They call it Victoria's Secret, you know -- they don't call it Bella Abzug's Secret for a reason. The idea, as expressed in the Victorian ethic, was that an expression of affection could be quite straightforward, and chaste, and still have the shared knowledge that it was backed up with, well, how can I say it politely? They had thirteen children each, didn't they?

I remember the first time I saw a Victoria's Secret catalog. It had about ten pages at first, and I can still recall the slack- jawed amazement visible on the faces of the fellows in the very disreputable looking tavern I was in when they showed it to me. They understood immediately what Victoria's Secret itself has long since forgotten: A glimpse of hose is worth a pound of pornography.

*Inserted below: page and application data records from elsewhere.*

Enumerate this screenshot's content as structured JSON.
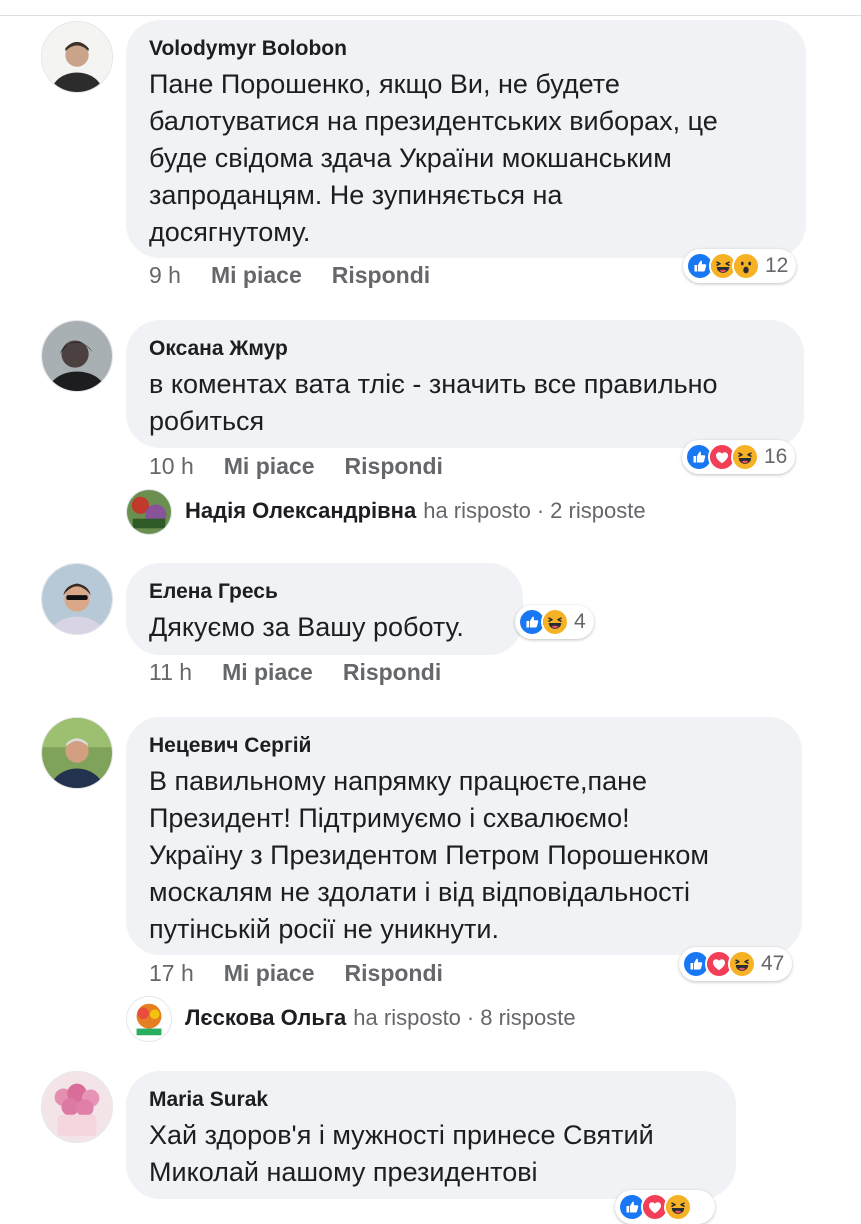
{
  "comments": [
    {
      "author": "Volodymyr Bolobon",
      "text": "Пане Порошенко, якщо Ви, не будете\nбалотуватися на президентських виборах, це\nбуде свідома здача України мокшанським\nзапроданцям. Не зупиняється на\nдосягнутому.",
      "time": "9 h",
      "like": "Mi piace",
      "reply": "Rispondi",
      "reactions": [
        "like-icon",
        "haha-icon",
        "wow-icon"
      ],
      "reaction_count": "12"
    },
    {
      "author": "Оксана Жмур",
      "text": "в коментах вата тліє - значить все правильно\nробиться",
      "time": "10 h",
      "like": "Mi piace",
      "reply": "Rispondi",
      "reactions": [
        "like-icon",
        "love-icon",
        "haha-icon"
      ],
      "reaction_count": "16",
      "reply_summary": {
        "name": "Надія Олександрівна",
        "action": "ha risposto",
        "sep": "·",
        "count": "2 risposte"
      }
    },
    {
      "author": "Елена Гресь",
      "text": "Дякуємо за Вашу роботу.",
      "time": "11 h",
      "like": "Mi piace",
      "reply": "Rispondi",
      "reactions": [
        "like-icon",
        "haha-icon"
      ],
      "reaction_count": "4"
    },
    {
      "author": "Нецевич Сергій",
      "text": "В павильному напрямку працюєте,пане\nПрезидент! Підтримуємо і схвалюємо!\nУкраїну з Президентом Петром Порошенком\nмоскалям не здолати і від відповідальності\nпутінській росії не уникнути.",
      "time": "17 h",
      "like": "Mi piace",
      "reply": "Rispondi",
      "reactions": [
        "like-icon",
        "love-icon",
        "haha-icon"
      ],
      "reaction_count": "47",
      "reply_summary": {
        "name": "Лєскова Ольга",
        "action": "ha risposto",
        "sep": "·",
        "count": "8 risposte"
      }
    },
    {
      "author": "Maria Surak",
      "text": "Хай здоров'я і мужності принесе Святий\nМиколай нашому президентові"
    }
  ],
  "colors": {
    "bubble": "#f0f2f5",
    "like": "#1877f2",
    "love": "#f33e58",
    "haha": "#f7b125",
    "meta_text": "#65676b"
  }
}
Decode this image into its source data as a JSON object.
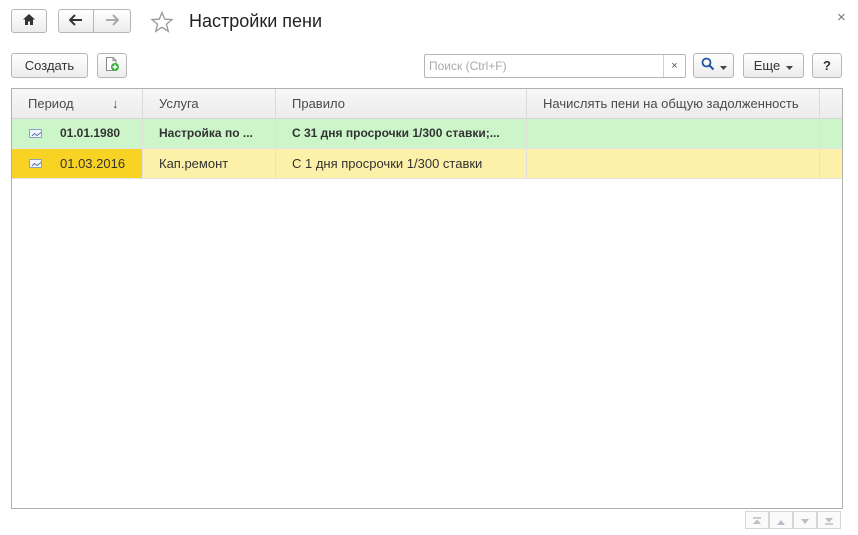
{
  "window": {
    "title": "Настройки пени",
    "close_symbol": "×"
  },
  "toolbar": {
    "create_label": "Создать",
    "search_placeholder": "Поиск (Ctrl+F)",
    "search_value": "",
    "clear_symbol": "×",
    "more_label": "Еще",
    "help_label": "?"
  },
  "table": {
    "columns": [
      {
        "label": "Период",
        "sort_indicator": "↓"
      },
      {
        "label": "Услуга"
      },
      {
        "label": "Правило"
      },
      {
        "label": "Начислять пени на общую задолженность"
      }
    ],
    "rows": [
      {
        "period": "01.01.1980",
        "service": "Настройка по ...",
        "rule": "С 31 дня просрочки 1/300 ставки;...",
        "accrue_on_total": "",
        "highlight": "#ccf5c9",
        "bold": true
      },
      {
        "period": "01.03.2016",
        "service": "Кап.ремонт",
        "rule": "С 1 дня просрочки 1/300 ставки",
        "accrue_on_total": "",
        "highlight": "#fdf0a8",
        "bold": false,
        "selected": true
      }
    ]
  },
  "icons": {
    "home": "home-icon",
    "back": "arrow-left-icon",
    "forward": "arrow-right-icon",
    "favorite": "star-icon",
    "add_copy": "add-document-icon",
    "search": "magnifier-icon",
    "row": "register-record-icon",
    "nav_first": "scroll-to-first-icon",
    "nav_up": "scroll-up-icon",
    "nav_down": "scroll-down-icon",
    "nav_last": "scroll-to-last-icon"
  },
  "colors": {
    "active_row": "#fdf0a8",
    "active_cell": "#f9d324",
    "green_row": "#ccf5c9"
  }
}
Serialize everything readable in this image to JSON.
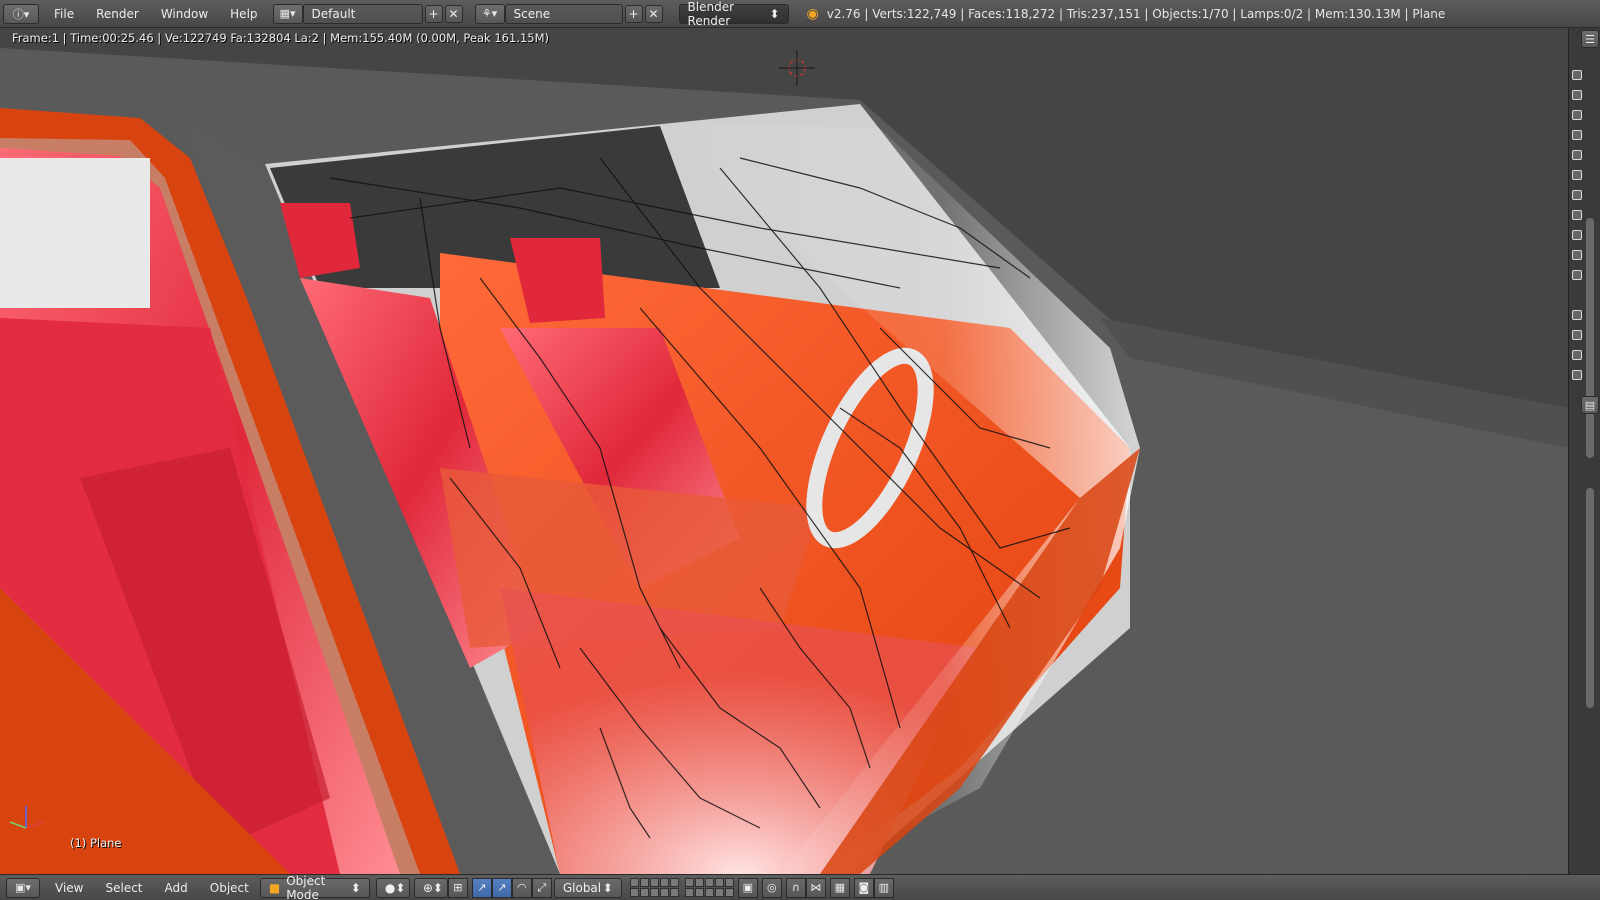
{
  "topbar": {
    "menus": [
      "File",
      "Render",
      "Window",
      "Help"
    ],
    "layout_name": "Default",
    "scene_name": "Scene",
    "engine": "Blender Render",
    "stats": "v2.76 | Verts:122,749 | Faces:118,272 | Tris:237,151 | Objects:1/70 | Lamps:0/2 | Mem:130.13M | Plane"
  },
  "viewport": {
    "render_info": "Frame:1 | Time:00:25.46 | Ve:122749 Fa:132804 La:2 | Mem:155.40M (0.00M, Peak 161.15M)",
    "object_label": "(1) Plane"
  },
  "bottombar": {
    "menus": [
      "View",
      "Select",
      "Add",
      "Object"
    ],
    "mode": "Object Mode",
    "orientation": "Global"
  },
  "colors": {
    "orange": "#e04a10",
    "red_seat": "#e02a3a",
    "grey_body": "#5a5a5a",
    "header": "#4f4f4f"
  },
  "icons": [
    "info-icon",
    "screen-layout-icon",
    "scene-icon",
    "blender-logo-icon",
    "editor-type-icon",
    "object-mode-icon",
    "shading-sphere-icon",
    "pivot-icon",
    "manipulator-icon",
    "render-icon",
    "camera-icon"
  ]
}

I'd like to find some appropriate way to acknowledge the day without trying to outdo the Ardor Pizzaros looking to conquer new worlds of WOW! in histrionic shows of feigned affection. There really isn't any show of affection too good for my beloved, but I don't have the heart to go Nuclear on Valentine's Day, and I've lost the knack of the small immortelle along with my brethren. But I trust some day she will visit the boneyard where I'll live when the mortgage is paid off, finally, and think: You know, he was a knucklehead, but I'm pretty sure he really loved me.

Victorian Lacework Valentines

2 comments:

Pastor_Jeff said...

There really isn't any show of affection too good for my beloved, but I don't have the heart to go Nuclear on Valentine's Day, and I've lost the knack of the small immortelle along with my brethren. But I trust some day she will visit the boneyard where I'll live when the mortgage is paid off, finally, and think: You know, he was a knucklehead, but I'm pretty sure he really loved me.

Don't lose that paragraph. It's a keeper.

And the Victorian paper lace Valetines were really beautiful.

Aspasia M. said...

Less is more. Mr. Geoduck gave me a nice card and some chocolates.

Going nuclear on Valentine's Day is for high school students who aren't paying off mortgages.